▶ Data for the task
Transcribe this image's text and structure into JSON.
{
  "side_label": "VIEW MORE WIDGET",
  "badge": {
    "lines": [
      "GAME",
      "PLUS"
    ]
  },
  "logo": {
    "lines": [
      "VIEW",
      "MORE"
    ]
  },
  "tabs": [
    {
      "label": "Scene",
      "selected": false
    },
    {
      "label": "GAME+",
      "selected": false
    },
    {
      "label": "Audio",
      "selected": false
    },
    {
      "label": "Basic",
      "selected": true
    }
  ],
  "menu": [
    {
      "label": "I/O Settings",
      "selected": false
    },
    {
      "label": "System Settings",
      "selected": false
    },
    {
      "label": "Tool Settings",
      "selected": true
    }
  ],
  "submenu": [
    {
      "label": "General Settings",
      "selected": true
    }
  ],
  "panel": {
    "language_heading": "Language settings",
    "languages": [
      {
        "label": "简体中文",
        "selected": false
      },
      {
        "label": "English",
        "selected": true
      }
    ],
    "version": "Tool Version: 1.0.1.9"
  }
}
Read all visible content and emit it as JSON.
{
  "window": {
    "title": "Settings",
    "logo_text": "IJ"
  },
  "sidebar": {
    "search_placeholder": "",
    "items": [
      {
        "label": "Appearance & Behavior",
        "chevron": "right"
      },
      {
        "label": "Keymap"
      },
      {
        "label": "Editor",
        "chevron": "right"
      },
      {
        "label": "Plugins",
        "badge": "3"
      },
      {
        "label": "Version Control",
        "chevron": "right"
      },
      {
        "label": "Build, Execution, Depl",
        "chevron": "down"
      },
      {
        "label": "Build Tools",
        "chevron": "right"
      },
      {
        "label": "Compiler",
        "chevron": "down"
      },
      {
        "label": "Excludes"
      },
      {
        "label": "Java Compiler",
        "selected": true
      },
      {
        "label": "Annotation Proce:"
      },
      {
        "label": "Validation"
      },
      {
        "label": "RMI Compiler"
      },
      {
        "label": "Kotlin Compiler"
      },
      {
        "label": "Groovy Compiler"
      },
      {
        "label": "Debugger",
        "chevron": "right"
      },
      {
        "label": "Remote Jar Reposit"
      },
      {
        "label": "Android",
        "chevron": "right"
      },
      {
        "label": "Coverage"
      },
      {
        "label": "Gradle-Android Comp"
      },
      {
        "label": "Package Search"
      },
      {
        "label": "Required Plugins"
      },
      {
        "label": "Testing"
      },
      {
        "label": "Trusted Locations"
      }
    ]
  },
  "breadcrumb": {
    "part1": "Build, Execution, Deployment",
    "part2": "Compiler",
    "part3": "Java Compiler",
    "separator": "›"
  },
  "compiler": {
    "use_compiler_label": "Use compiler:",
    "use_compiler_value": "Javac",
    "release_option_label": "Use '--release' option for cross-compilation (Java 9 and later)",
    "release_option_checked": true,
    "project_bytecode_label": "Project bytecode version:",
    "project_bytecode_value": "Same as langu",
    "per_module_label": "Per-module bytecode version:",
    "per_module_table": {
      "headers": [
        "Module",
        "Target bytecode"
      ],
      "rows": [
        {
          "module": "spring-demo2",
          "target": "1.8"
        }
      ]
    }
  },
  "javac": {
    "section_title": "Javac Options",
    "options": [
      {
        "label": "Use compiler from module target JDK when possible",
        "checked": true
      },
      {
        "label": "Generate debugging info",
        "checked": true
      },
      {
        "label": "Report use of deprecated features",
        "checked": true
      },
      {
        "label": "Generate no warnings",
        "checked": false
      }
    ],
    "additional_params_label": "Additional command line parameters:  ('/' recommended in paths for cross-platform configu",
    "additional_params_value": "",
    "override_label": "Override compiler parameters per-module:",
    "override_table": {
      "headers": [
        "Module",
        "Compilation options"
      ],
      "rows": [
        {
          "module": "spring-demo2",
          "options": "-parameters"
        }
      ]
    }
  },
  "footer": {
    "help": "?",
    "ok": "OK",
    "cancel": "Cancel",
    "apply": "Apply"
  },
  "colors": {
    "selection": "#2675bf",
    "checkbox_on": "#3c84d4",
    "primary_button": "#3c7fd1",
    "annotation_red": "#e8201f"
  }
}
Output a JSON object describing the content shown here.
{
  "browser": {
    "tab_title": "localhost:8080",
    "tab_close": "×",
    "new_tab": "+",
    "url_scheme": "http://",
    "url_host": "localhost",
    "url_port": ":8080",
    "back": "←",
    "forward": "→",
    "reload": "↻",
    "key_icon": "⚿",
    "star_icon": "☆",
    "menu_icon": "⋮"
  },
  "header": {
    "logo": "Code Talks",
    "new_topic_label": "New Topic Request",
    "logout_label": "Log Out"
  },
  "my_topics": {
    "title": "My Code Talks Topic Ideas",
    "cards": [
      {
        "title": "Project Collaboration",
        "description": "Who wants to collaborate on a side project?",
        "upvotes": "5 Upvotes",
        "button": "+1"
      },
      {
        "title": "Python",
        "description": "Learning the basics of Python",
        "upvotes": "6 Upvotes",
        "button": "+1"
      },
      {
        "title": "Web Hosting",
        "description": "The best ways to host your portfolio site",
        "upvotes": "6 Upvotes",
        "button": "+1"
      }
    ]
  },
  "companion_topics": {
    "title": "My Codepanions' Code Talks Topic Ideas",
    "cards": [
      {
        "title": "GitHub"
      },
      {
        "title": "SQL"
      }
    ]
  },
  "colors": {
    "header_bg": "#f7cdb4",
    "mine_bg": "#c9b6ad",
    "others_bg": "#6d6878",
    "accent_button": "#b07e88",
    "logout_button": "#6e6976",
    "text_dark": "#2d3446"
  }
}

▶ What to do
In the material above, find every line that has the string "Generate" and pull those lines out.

▶ Output of the task
        "label": "Generate debugging info",
        "label": "Generate no warnings",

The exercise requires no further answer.